Open Architecture Radar Software
Mr. Andrew J. Winkler - Lockheed Martin, MS2, Mr. Ray Simons - Computer Sciences Corporation
Thu, 29 April 2004, 1:30 PM - 5:30 PM
This tutorial will provide the radar systems engineer and/or system architect with an introduction to what should be expected from software that is produced for open systems. Benefits of open software in terms of cost, schedule, and quality will be presented from a software developer?s point of view using lessons learned and examples generally falling within the category of real time command and control software. Amplification of the term ?open? when applied to software architecture and design will be presented in conjunction with a discussion of Navy guidelines for developing software for open systems. The discussion of open attributes for software will rely heavily on specific examples from recent IR&D projects in the area of radar control software for sea based phased array radars. The tutorial will also include, as applicable, discussions of some of the software support tools and development processes that have either been used successfully or appear to have merit. As a result of this session the systems developer should have a better understanding of both the benefits and pitfalls of open systems software development.
Mr. Andrew J. Winkler - Lockheed Martin, MS2

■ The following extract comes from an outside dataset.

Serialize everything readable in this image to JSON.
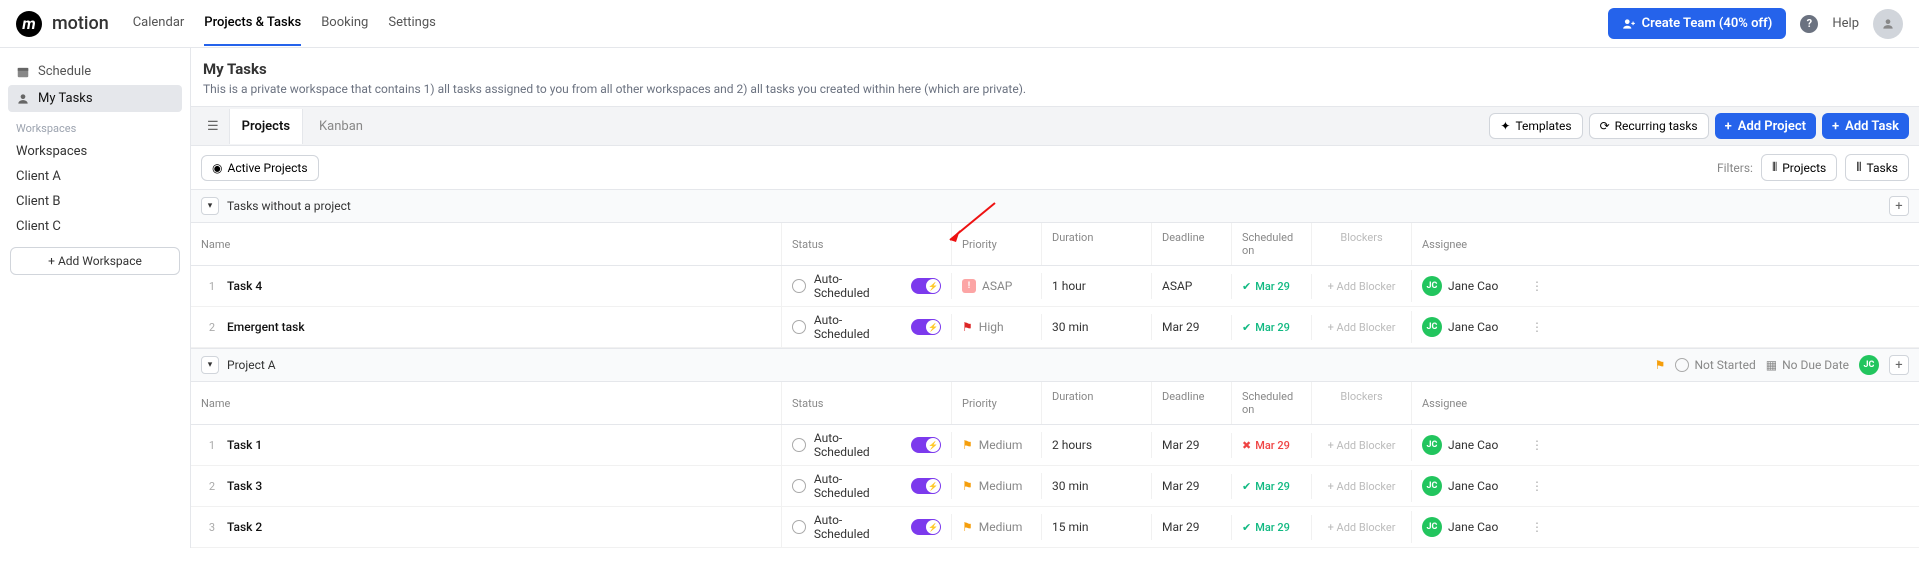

Andrew Winkler works for Lockheed-Martin Corporation. He holds a B.S. and M.S. in Physics from the University of Vermont. He has over 8 years experience in systems, software and manufacturing engineering. Andrew is a member of INCOSE.
Mr. Ray Simons - Computer Sciences Corporation
Ray Simons is a CSC business unit chief scientist located in Moorestown, NJ. He received a masters degree in theoretical physics from the University of Virginia in 1971. Since 1982 he has worked in numerous areas of Aegis software development. His software engineering experience with shipboard systems spans radar control, weapons control, and command and control applications with heavy emphasis on radar control. He has contributed extensively to multiple areas associated with the application of advanced microprocessor technology to Aegis and related tactical systems. Those contributions span architecture definition (equipment and computer programs); software development and production; and analysis. He is currently the software architect for the SPY radar control program targeted for both Aegis Baseline 7 Phase 1C and later Open Architecture baselines.